PROMPT:
Go through the data below line by line. Give only the number of lines that contain "when".
──────────────────────────────
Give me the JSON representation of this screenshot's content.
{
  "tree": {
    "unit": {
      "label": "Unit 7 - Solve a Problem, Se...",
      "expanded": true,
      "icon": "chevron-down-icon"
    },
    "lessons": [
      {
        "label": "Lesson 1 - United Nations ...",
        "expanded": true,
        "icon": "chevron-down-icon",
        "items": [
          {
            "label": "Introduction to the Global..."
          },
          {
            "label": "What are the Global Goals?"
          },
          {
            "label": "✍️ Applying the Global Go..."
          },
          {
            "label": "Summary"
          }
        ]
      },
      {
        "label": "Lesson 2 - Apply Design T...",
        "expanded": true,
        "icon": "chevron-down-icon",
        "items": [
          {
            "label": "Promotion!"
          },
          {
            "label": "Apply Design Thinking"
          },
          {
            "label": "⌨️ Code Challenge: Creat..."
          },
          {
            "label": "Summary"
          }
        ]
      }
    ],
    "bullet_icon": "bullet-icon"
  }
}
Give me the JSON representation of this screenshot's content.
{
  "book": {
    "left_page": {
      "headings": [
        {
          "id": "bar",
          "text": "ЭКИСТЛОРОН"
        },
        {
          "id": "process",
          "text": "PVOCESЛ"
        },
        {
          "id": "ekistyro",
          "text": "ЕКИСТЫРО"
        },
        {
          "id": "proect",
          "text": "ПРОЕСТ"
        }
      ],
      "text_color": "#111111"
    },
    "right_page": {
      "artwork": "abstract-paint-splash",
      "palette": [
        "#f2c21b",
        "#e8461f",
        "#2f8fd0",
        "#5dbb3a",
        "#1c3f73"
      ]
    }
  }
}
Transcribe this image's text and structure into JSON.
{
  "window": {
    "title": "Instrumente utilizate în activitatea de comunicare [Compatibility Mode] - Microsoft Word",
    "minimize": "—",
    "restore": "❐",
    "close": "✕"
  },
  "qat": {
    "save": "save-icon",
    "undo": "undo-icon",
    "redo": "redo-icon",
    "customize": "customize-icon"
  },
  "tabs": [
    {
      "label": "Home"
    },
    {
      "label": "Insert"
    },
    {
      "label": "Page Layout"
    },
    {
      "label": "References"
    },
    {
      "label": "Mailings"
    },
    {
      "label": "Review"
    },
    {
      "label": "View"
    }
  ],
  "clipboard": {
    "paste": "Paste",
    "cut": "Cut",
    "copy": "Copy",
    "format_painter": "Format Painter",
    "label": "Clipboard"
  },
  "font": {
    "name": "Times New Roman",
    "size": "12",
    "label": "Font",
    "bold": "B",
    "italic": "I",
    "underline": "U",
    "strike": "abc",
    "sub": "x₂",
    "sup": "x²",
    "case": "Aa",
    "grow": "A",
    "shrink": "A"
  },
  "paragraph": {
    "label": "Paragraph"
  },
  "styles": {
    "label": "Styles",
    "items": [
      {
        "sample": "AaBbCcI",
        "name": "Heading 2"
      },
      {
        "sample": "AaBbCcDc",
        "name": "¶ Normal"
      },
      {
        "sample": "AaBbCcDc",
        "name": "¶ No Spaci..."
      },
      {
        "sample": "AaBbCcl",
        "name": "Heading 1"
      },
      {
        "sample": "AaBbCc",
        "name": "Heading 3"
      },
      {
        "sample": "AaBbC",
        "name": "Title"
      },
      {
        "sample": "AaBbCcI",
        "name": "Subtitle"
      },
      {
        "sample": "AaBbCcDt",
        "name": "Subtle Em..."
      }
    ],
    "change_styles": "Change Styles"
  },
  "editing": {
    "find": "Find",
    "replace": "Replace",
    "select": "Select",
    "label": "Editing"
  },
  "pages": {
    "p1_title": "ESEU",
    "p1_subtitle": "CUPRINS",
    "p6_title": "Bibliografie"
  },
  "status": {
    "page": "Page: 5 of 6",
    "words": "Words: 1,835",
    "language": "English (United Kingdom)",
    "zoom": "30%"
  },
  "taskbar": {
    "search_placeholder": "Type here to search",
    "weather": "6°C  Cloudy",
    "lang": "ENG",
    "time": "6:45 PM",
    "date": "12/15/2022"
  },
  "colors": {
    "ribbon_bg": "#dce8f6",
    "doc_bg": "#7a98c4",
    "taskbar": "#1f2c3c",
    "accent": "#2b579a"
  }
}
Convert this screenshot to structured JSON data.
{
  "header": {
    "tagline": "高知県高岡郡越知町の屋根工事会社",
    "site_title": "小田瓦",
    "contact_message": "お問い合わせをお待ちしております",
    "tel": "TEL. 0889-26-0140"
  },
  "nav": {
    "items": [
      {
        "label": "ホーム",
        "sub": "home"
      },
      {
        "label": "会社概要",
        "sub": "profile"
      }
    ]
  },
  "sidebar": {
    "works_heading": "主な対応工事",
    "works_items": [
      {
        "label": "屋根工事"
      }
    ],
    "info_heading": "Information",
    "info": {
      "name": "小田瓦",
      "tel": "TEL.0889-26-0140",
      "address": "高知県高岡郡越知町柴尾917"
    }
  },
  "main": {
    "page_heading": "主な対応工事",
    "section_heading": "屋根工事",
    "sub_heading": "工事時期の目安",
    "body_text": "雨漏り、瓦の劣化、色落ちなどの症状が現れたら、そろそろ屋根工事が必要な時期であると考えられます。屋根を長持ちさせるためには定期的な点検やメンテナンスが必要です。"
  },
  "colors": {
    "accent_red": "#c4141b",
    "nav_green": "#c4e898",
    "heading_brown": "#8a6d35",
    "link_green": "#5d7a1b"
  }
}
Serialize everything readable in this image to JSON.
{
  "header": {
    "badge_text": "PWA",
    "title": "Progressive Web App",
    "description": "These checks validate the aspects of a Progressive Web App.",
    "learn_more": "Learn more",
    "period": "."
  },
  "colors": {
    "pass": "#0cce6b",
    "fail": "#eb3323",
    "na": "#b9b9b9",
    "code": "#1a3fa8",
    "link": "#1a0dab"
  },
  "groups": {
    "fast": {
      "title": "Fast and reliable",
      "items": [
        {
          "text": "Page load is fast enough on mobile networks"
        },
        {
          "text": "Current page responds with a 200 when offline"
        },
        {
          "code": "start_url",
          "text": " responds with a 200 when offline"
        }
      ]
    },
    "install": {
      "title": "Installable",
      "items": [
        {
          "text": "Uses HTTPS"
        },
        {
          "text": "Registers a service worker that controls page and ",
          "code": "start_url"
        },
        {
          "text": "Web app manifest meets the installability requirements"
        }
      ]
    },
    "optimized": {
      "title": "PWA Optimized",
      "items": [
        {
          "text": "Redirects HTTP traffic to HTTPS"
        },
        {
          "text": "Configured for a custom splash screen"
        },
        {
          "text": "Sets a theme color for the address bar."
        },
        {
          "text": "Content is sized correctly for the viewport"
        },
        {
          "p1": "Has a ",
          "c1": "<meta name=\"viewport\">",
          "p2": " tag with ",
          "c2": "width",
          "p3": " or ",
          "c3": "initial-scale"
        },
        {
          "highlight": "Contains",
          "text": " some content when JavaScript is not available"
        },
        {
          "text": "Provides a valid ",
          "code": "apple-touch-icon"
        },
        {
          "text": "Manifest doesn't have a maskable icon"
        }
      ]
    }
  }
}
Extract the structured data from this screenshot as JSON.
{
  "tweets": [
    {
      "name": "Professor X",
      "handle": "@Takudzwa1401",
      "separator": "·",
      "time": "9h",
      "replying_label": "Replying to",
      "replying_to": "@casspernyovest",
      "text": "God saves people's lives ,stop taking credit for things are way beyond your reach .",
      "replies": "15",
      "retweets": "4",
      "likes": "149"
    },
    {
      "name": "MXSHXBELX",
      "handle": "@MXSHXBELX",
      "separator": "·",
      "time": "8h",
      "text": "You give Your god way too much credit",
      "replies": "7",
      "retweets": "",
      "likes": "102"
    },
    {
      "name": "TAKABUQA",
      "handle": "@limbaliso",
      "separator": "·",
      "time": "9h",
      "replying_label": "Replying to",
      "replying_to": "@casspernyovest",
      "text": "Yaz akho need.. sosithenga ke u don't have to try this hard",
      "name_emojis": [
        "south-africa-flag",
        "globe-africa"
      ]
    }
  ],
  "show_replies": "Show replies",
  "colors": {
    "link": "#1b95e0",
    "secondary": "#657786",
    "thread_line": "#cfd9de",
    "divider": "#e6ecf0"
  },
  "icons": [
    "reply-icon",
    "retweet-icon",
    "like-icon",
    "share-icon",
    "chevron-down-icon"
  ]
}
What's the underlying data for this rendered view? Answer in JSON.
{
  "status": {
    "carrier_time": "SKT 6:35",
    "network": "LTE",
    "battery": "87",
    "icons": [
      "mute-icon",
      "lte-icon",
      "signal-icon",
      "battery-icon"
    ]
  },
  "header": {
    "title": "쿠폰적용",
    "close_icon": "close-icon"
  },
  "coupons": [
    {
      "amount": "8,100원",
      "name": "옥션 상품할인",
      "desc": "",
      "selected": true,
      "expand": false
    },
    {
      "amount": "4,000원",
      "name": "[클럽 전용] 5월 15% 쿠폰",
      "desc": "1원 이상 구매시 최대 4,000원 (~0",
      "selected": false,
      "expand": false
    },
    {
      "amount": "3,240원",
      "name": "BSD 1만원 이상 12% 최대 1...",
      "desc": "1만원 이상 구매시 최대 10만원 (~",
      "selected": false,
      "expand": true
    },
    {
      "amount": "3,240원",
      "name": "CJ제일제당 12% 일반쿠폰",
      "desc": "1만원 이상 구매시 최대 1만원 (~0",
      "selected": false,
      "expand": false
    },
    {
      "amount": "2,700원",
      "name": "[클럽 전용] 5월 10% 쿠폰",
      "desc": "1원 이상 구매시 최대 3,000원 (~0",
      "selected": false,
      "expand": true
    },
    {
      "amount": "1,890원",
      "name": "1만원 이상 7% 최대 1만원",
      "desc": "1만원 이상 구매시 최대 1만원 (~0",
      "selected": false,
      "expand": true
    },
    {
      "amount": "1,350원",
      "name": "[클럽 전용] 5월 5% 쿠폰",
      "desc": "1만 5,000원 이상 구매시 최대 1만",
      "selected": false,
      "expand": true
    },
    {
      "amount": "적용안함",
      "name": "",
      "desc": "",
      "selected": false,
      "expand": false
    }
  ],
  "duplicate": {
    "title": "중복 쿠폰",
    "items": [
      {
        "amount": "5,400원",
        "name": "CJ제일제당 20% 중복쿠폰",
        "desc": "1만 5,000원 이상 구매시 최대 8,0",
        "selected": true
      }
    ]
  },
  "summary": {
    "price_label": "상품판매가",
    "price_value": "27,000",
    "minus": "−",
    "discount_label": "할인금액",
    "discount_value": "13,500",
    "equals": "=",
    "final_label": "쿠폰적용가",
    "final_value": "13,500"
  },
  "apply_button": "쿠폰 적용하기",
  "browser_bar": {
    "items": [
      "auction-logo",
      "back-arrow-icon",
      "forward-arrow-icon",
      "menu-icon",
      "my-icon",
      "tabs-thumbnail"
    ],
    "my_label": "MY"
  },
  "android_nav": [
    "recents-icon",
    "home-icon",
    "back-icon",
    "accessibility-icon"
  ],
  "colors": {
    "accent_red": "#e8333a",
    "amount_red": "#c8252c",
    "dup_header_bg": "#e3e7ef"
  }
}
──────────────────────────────
THE ANSWER:
3